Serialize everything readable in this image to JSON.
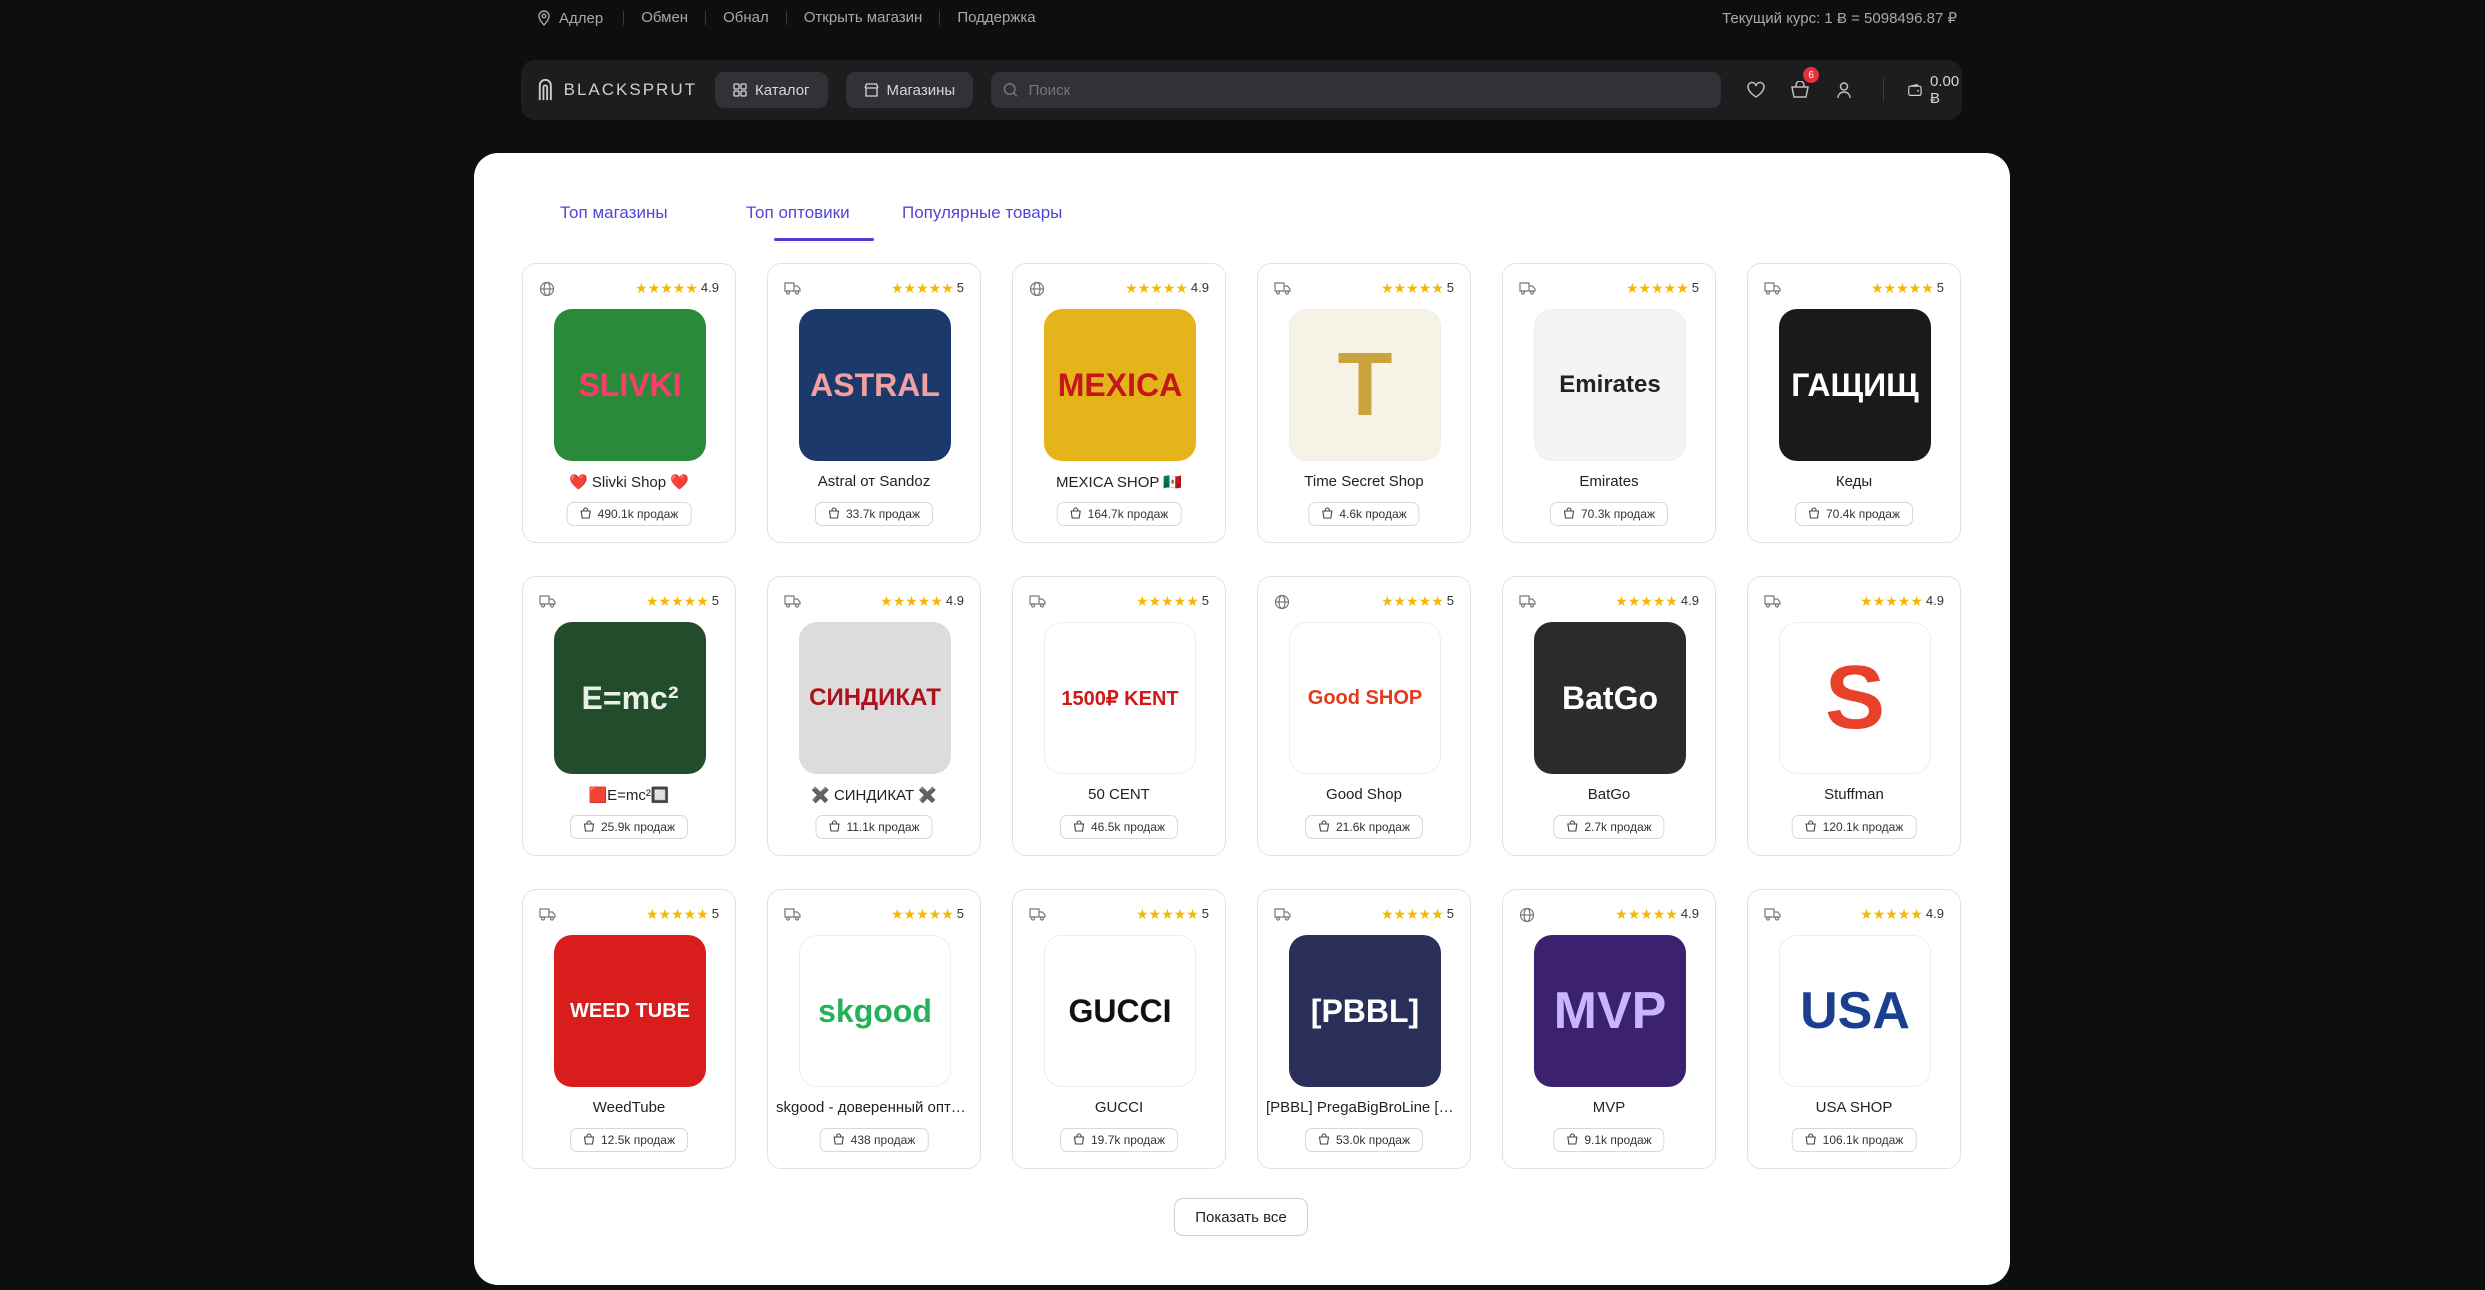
{
  "topbar": {
    "location": "Адлер",
    "links": [
      "Обмен",
      "Обнал",
      "Открыть магазин",
      "Поддержка"
    ],
    "rate": "Текущий курс: 1 Ƀ = 5098496.87 ₽"
  },
  "header": {
    "logo": "BLACKSPRUT",
    "catalog": "Каталог",
    "shops": "Магазины",
    "search_placeholder": "Поиск",
    "cart_badge": "6",
    "balance": "0.00 Ƀ"
  },
  "tabs": [
    "Топ магазины",
    "Топ оптовики",
    "Популярные товары"
  ],
  "active_tab": 1,
  "stars": "★★★★★",
  "cards": [
    {
      "name": "❤️ Slivki Shop ❤️",
      "rating": "4.9",
      "sales": "490.1k продаж",
      "type": "globe",
      "thumb_text": "SLIVKI",
      "bg": "#2a8a3a",
      "fg": "#ff3b6b"
    },
    {
      "name": "Astral от Sandoz",
      "rating": "5",
      "sales": "33.7k продаж",
      "type": "truck",
      "thumb_text": "ASTRAL",
      "bg": "#1b3a6b",
      "fg": "#f2a0a0"
    },
    {
      "name": "MEXICA SHOP 🇲🇽",
      "rating": "4.9",
      "sales": "164.7k продаж",
      "type": "globe",
      "thumb_text": "MEXICA",
      "bg": "#e5b31a",
      "fg": "#c4161c"
    },
    {
      "name": "Time Secret Shop",
      "rating": "5",
      "sales": "4.6k продаж",
      "type": "truck",
      "thumb_text": "T",
      "bg": "#f7f2e6",
      "fg": "#c9a33b"
    },
    {
      "name": "Emirates",
      "rating": "5",
      "sales": "70.3k продаж",
      "type": "truck",
      "thumb_text": "Emirates",
      "bg": "#f4f4f4",
      "fg": "#222"
    },
    {
      "name": "Кеды",
      "rating": "5",
      "sales": "70.4k продаж",
      "type": "truck",
      "thumb_text": "ГАЩИЩ",
      "bg": "#1a1a1a",
      "fg": "#fff"
    },
    {
      "name": "🟥E=mc²🔲",
      "rating": "5",
      "sales": "25.9k продаж",
      "type": "truck",
      "thumb_text": "E=mc²",
      "bg": "#234d2a",
      "fg": "#e8f0e8"
    },
    {
      "name": "✖️ СИНДИКАТ ✖️",
      "rating": "4.9",
      "sales": "11.1k продаж",
      "type": "truck",
      "thumb_text": "СИНДИКАТ",
      "bg": "#dcdcdc",
      "fg": "#b0101a"
    },
    {
      "name": "50 CENT",
      "rating": "5",
      "sales": "46.5k продаж",
      "type": "truck",
      "thumb_text": "1500₽ KENT",
      "bg": "#ffffff",
      "fg": "#d01818"
    },
    {
      "name": "Good Shop",
      "rating": "5",
      "sales": "21.6k продаж",
      "type": "globe",
      "thumb_text": "Good SHOP",
      "bg": "#ffffff",
      "fg": "#e23a1a"
    },
    {
      "name": "BatGo",
      "rating": "4.9",
      "sales": "2.7k продаж",
      "type": "truck",
      "thumb_text": "BatGo",
      "bg": "#2b2b2b",
      "fg": "#ffffff"
    },
    {
      "name": "Stuffman",
      "rating": "4.9",
      "sales": "120.1k продаж",
      "type": "truck",
      "thumb_text": "S",
      "bg": "#ffffff",
      "fg": "#e8412a"
    },
    {
      "name": "WeedTube",
      "rating": "5",
      "sales": "12.5k продаж",
      "type": "truck",
      "thumb_text": "WEED TUBE",
      "bg": "#d91c1c",
      "fg": "#ffffff"
    },
    {
      "name": "skgood - доверенный оптовик",
      "rating": "5",
      "sales": "438 продаж",
      "type": "truck",
      "thumb_text": "skgood",
      "bg": "#ffffff",
      "fg": "#22b35a"
    },
    {
      "name": "GUCCI",
      "rating": "5",
      "sales": "19.7k продаж",
      "type": "truck",
      "thumb_text": "GUCCI",
      "bg": "#ffffff",
      "fg": "#111111"
    },
    {
      "name": "[PBBL] PregaBigBroLine [Прега]",
      "rating": "5",
      "sales": "53.0k продаж",
      "type": "truck",
      "thumb_text": "[PBBL]",
      "bg": "#2a2f5a",
      "fg": "#ffffff"
    },
    {
      "name": "MVP",
      "rating": "4.9",
      "sales": "9.1k продаж",
      "type": "globe",
      "thumb_text": "MVP",
      "bg": "#3b2170",
      "fg": "#c9b4ff"
    },
    {
      "name": "USA SHOP",
      "rating": "4.9",
      "sales": "106.1k продаж",
      "type": "truck",
      "thumb_text": "USA",
      "bg": "#ffffff",
      "fg": "#1b3f8f"
    }
  ],
  "show_all": "Показать все",
  "colors": {
    "accent": "#4b3ed8",
    "star": "#f5b800",
    "badge": "#e5313b"
  }
}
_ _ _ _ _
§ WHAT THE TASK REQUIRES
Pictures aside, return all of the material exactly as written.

§ ANSWER BELOW
Serialize everything readable in this image to JSON.
{
  "topbar": {
    "location": "Адлер",
    "links": [
      "Обмен",
      "Обнал",
      "Открыть магазин",
      "Поддержка"
    ],
    "rate": "Текущий курс: 1 Ƀ = 5098496.87 ₽"
  },
  "header": {
    "logo": "BLACKSPRUT",
    "catalog": "Каталог",
    "shops": "Магазины",
    "search_placeholder": "Поиск",
    "cart_badge": "6",
    "balance": "0.00 Ƀ"
  },
  "tabs": [
    "Топ магазины",
    "Топ оптовики",
    "Популярные товары"
  ],
  "active_tab": 1,
  "stars": "★★★★★",
  "cards": [
    {
      "name": "❤️ Slivki Shop ❤️",
      "rating": "4.9",
      "sales": "490.1k продаж",
      "type": "globe",
      "thumb_text": "SLIVKI",
      "bg": "#2a8a3a",
      "fg": "#ff3b6b"
    },
    {
      "name": "Astral от Sandoz",
      "rating": "5",
      "sales": "33.7k продаж",
      "type": "truck",
      "thumb_text": "ASTRAL",
      "bg": "#1b3a6b",
      "fg": "#f2a0a0"
    },
    {
      "name": "MEXICA SHOP 🇲🇽",
      "rating": "4.9",
      "sales": "164.7k продаж",
      "type": "globe",
      "thumb_text": "MEXICA",
      "bg": "#e5b31a",
      "fg": "#c4161c"
    },
    {
      "name": "Time Secret Shop",
      "rating": "5",
      "sales": "4.6k продаж",
      "type": "truck",
      "thumb_text": "T",
      "bg": "#f7f2e6",
      "fg": "#c9a33b"
    },
    {
      "name": "Emirates",
      "rating": "5",
      "sales": "70.3k продаж",
      "type": "truck",
      "thumb_text": "Emirates",
      "bg": "#f4f4f4",
      "fg": "#222"
    },
    {
      "name": "Кеды",
      "rating": "5",
      "sales": "70.4k продаж",
      "type": "truck",
      "thumb_text": "ГАЩИЩ",
      "bg": "#1a1a1a",
      "fg": "#fff"
    },
    {
      "name": "🟥E=mc²🔲",
      "rating": "5",
      "sales": "25.9k продаж",
      "type": "truck",
      "thumb_text": "E=mc²",
      "bg": "#234d2a",
      "fg": "#e8f0e8"
    },
    {
      "name": "✖️ СИНДИКАТ ✖️",
      "rating": "4.9",
      "sales": "11.1k продаж",
      "type": "truck",
      "thumb_text": "СИНДИКАТ",
      "bg": "#dcdcdc",
      "fg": "#b0101a"
    },
    {
      "name": "50 CENT",
      "rating": "5",
      "sales": "46.5k продаж",
      "type": "truck",
      "thumb_text": "1500₽ KENT",
      "bg": "#ffffff",
      "fg": "#d01818"
    },
    {
      "name": "Good Shop",
      "rating": "5",
      "sales": "21.6k продаж",
      "type": "globe",
      "thumb_text": "Good SHOP",
      "bg": "#ffffff",
      "fg": "#e23a1a"
    },
    {
      "name": "BatGo",
      "rating": "4.9",
      "sales": "2.7k продаж",
      "type": "truck",
      "thumb_text": "BatGo",
      "bg": "#2b2b2b",
      "fg": "#ffffff"
    },
    {
      "name": "Stuffman",
      "rating": "4.9",
      "sales": "120.1k продаж",
      "type": "truck",
      "thumb_text": "S",
      "bg": "#ffffff",
      "fg": "#e8412a"
    },
    {
      "name": "WeedTube",
      "rating": "5",
      "sales": "12.5k продаж",
      "type": "truck",
      "thumb_text": "WEED TUBE",
      "bg": "#d91c1c",
      "fg": "#ffffff"
    },
    {
      "name": "skgood - доверенный оптовик",
      "rating": "5",
      "sales": "438 продаж",
      "type": "truck",
      "thumb_text": "skgood",
      "bg": "#ffffff",
      "fg": "#22b35a"
    },
    {
      "name": "GUCCI",
      "rating": "5",
      "sales": "19.7k продаж",
      "type": "truck",
      "thumb_text": "GUCCI",
      "bg": "#ffffff",
      "fg": "#111111"
    },
    {
      "name": "[PBBL] PregaBigBroLine [Прега]",
      "rating": "5",
      "sales": "53.0k продаж",
      "type": "truck",
      "thumb_text": "[PBBL]",
      "bg": "#2a2f5a",
      "fg": "#ffffff"
    },
    {
      "name": "MVP",
      "rating": "4.9",
      "sales": "9.1k продаж",
      "type": "globe",
      "thumb_text": "MVP",
      "bg": "#3b2170",
      "fg": "#c9b4ff"
    },
    {
      "name": "USA SHOP",
      "rating": "4.9",
      "sales": "106.1k продаж",
      "type": "truck",
      "thumb_text": "USA",
      "bg": "#ffffff",
      "fg": "#1b3f8f"
    }
  ],
  "show_all": "Показать все",
  "colors": {
    "accent": "#4b3ed8",
    "star": "#f5b800",
    "badge": "#e5313b"
  }
}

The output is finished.